Maritime forces from Australia, Japan, India, and the United States begin phase 1 of cooperative maritime exercise MALABAR 2021 in the Philippine Sea, August 26.
MALABAR is an annual maritime exercise that enhances planning, training, and employment of advanced warfare tactics between the Royal Australian Navy (RAN), Indian Navy (IN), Japan Maritime Self-Defense Force (JMSDF), and U.S. Navy which demonstrates the commitment between like-minded nations to upholding a rules-based maritime order in the Indo-Pacific.
This year’s exercise is hosted by the U.S. Navy and will take part in two phases. The first phase is an opportunity for the four Indo-Pacific navies to operate together in the Philippines Sea to strengthen their skills in combined maritime operations, anti-submarine warfare operations, air warfare operations, live-fire gunnery events, replenishments-at-sea, cross-deck flight operations, and maritime interdiction operations.
This year the exercise includes Naval Special Warfare forces during phase 1 to address irregular maritime threats and enhance integration with traditional naval forces.
“MALABAR 21 is an excellent opportunity to conduct multi-national training to hone warfighting and maritime security skillsets,” said Capt. Chase Sargeant, commander, CTF 71. “U.S. destroyers closely integrating with our partners and allies builds the foundation for regional security and stability that benefits all Indo-Pacific nations.”
U.S. participants for phase one include Pacific Fleet’s top sub hunter, Arleigh Burke-class guided-missile destroyer USS Barry (DDG 52), Naval Special Warfare forces, maritime patrol and reconnaissance aircraft from Task Force 72, and Military Sealift Command’s (MSC) Henry J. Kaiser-class underway replenishment oiler USNS Rappahannock (T-AO 204).

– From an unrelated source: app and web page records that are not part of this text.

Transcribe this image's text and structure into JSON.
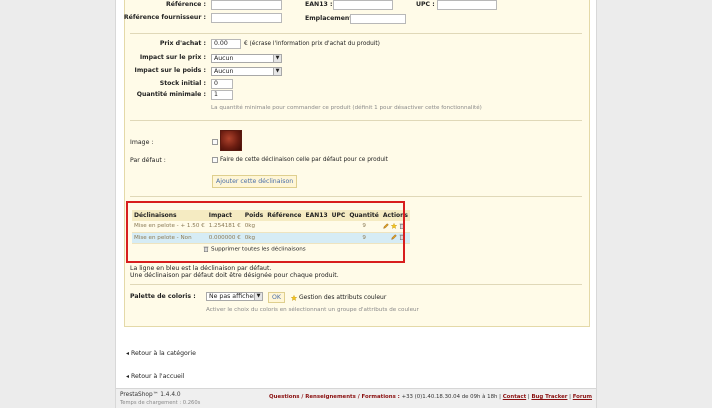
{
  "form": {
    "reference_label": "Référence :",
    "supplier_reference_label": "Référence fournisseur :",
    "ean13_label": "EAN13 :",
    "upc_label": "UPC :",
    "location_label": "Emplacement :",
    "purchase_price_label": "Prix d'achat :",
    "purchase_price_value": "0.00",
    "purchase_price_hint": "€ (écrase l'information prix d'achat du produit)",
    "price_impact_label": "Impact sur le prix :",
    "price_impact_value": "Aucun",
    "weight_impact_label": "Impact sur le poids :",
    "weight_impact_value": "Aucun",
    "initial_stock_label": "Stock initial :",
    "initial_stock_value": "0",
    "min_quantity_label": "Quantité minimale :",
    "min_quantity_value": "1",
    "min_quantity_hint": "La quantité minimale pour commander ce produit (définit 1 pour désactiver cette fonctionnalité)",
    "image_label": "Image :",
    "default_label": "Par défaut :",
    "default_checkbox_text": "Faire de cette déclinaison celle par défaut pour ce produit",
    "add_button": "Ajouter cette déclinaison"
  },
  "combinations": {
    "headers": [
      "Déclinaisons",
      "Impact",
      "Poids",
      "Référence",
      "EAN13",
      "UPC",
      "Quantité",
      "Actions"
    ],
    "rows": [
      {
        "name": "Mise en pelote - + 1.50 €",
        "impact": "1.254181 €",
        "weight": "0kg",
        "reference": "",
        "ean13": "",
        "upc": "",
        "quantity": "9",
        "default": false
      },
      {
        "name": "Mise en pelote - Non",
        "impact": "0.000000 €",
        "weight": "0kg",
        "reference": "",
        "ean13": "",
        "upc": "",
        "quantity": "9",
        "default": true
      }
    ],
    "delete_all": "Supprimer toutes les déclinaisons",
    "note_line1": "La ligne en bleu est la déclinaison par défaut.",
    "note_line2": "Une déclinaison par défaut doit être désignée pour chaque produit."
  },
  "palette": {
    "label": "Palette de coloris :",
    "select_value": "Ne pas afficher",
    "ok_button": "OK",
    "manage_link": "Gestion des attributs couleur",
    "hint": "Activer le choix du coloris en sélectionnant un groupe d'attributs de couleur"
  },
  "nav": {
    "back_category": "Retour à la catégorie",
    "back_home": "Retour à l'accueil"
  },
  "footer": {
    "version": "PrestaShop™ 1.4.4.0",
    "load_time": "Temps de chargement : 0.260s",
    "contact_prefix": "Questions / Renseignements / Formations :",
    "phone": "+33 (0)1.40.18.30.04 de 09h à 18h",
    "contact": "Contact",
    "bug_tracker": "Bug Tracker",
    "forum": "Forum"
  },
  "colors": {
    "highlight": "#d81e1e",
    "default_row": "#d6ecf5",
    "panel_bg": "#fffbe8"
  }
}
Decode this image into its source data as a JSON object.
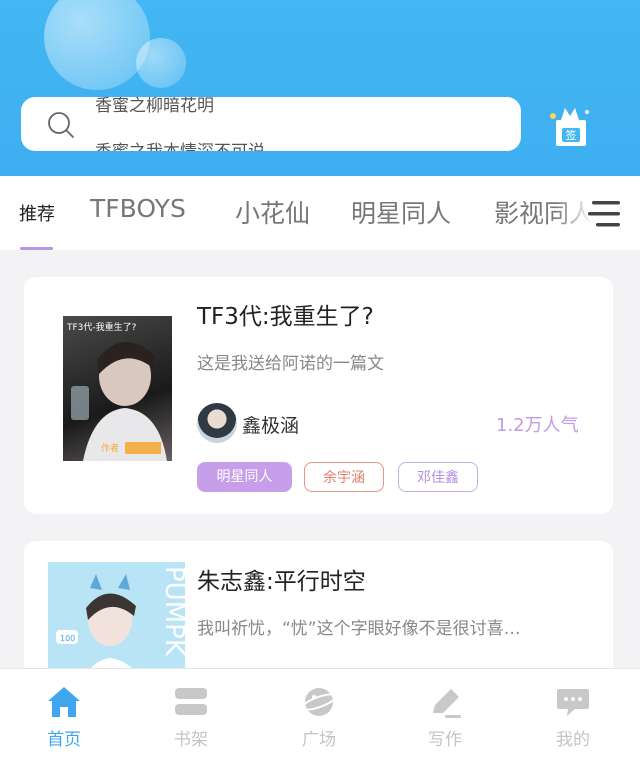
{
  "header": {
    "search_placeholder_prev": "香蜜之柳暗花明",
    "search_placeholder_next": "香蜜之我本情深不可说",
    "checkin_label": "签"
  },
  "tabs": [
    {
      "label": "推荐",
      "active": true
    },
    {
      "label": "TFBOYS"
    },
    {
      "label": "小花仙"
    },
    {
      "label": "明星同人"
    },
    {
      "label": "影视同人"
    }
  ],
  "books": [
    {
      "title": "TF3代:我重生了?",
      "description": "这是我送给阿诺的一篇文",
      "author": "鑫极涵",
      "popularity": "1.2万人气",
      "cover_text": "TF3代-我重生了?",
      "cover_badge": "作者",
      "tags": [
        "明星同人",
        "余宇涵",
        "邓佳鑫"
      ]
    },
    {
      "title": "朱志鑫:平行时空",
      "description": "我叫祈忧，“忧”这个字眼好像不是很讨喜…",
      "cover_text": "PUMPK",
      "cover_count": "100"
    }
  ],
  "bottom_nav": [
    {
      "label": "首页",
      "icon": "home-icon",
      "active": true
    },
    {
      "label": "书架",
      "icon": "bookshelf-icon"
    },
    {
      "label": "广场",
      "icon": "planet-icon"
    },
    {
      "label": "写作",
      "icon": "pen-icon"
    },
    {
      "label": "我的",
      "icon": "chat-bubble-icon"
    }
  ],
  "colors": {
    "header_blue": "#3eaef0",
    "accent_purple": "#c79ee9",
    "nav_active": "#3ea7ef"
  }
}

“MALABAR 21 provides a wonderful opportunity to bolster our international partnerships,” said Cmdr. Chris Gahl, commanding officer, USS Barry. “Our team is excited to demonstrate [anti-submarine warfare] capabilities and to collaborate alongside our Indo-Pacific partners and allies. The lessons and tactics we share will enhance our strength and capabilities in supporting the common vision of a free and open Indo-Pacific.”
Elements of the Royal Australian, Indian, Japanese, and American maritime forces routinely operate together in the Indo-Pacific, fostering a cooperative approach toward regional security and stability to deter malign influence.
Representing the Indian Navy is Shivalik-class multi-role stealth frigate INS Shivalik (F 47), and Kamorta-class anti-submarine warfare corvette INS Kadmatt (P 29). Representing the JMSDF is Izumo-class multi-purpose operation destroyer JS Kaga (DDH 184), Murasame-class destroyers JS Murasame (DD 101) and JS Shiranui (DD 120). Representing Australia is Anzac-class frigate HMAS Warramonga (FFH 152). Maritime patrol and reconnaissance aircraft are scheduled to include an IN P-8, JMSDF P-1, and U.S. P-8A.
Under Commander, U. S. Pacific Fleet, 7th Fleet is the U.S. Navy’s largest forward-deployed numbered fleet, and routinely interacts and operates with 35 maritime nations in preserving a free and open Indo-Pacific region.
Image credit: Photo By: Petty Officer 2nd Class Markus C. In this file photo, the Arleigh Burke-class guided-missile destroyer USS John S. McCain (DDG 56) sails in formation with ships from the Indian Navy, Royal Australian Navy, and Japan Maritime Self-Defense Force while conducting replenishment-at-sea approaches (RASAPs) as part of Malabar 2020. Malabar is an India-led multinational exercise designed to enhance cooperation between Indian Navy (IN), Royal Australian Navy (RAN), Japan Maritime Self-Defense Force (JMSDF) and U.S. maritime forces. Australian, Indian, Japanese and American maritime forces routinely operate together in the Indo-Pacific, fostering a cooperative approach toward regional security and stability.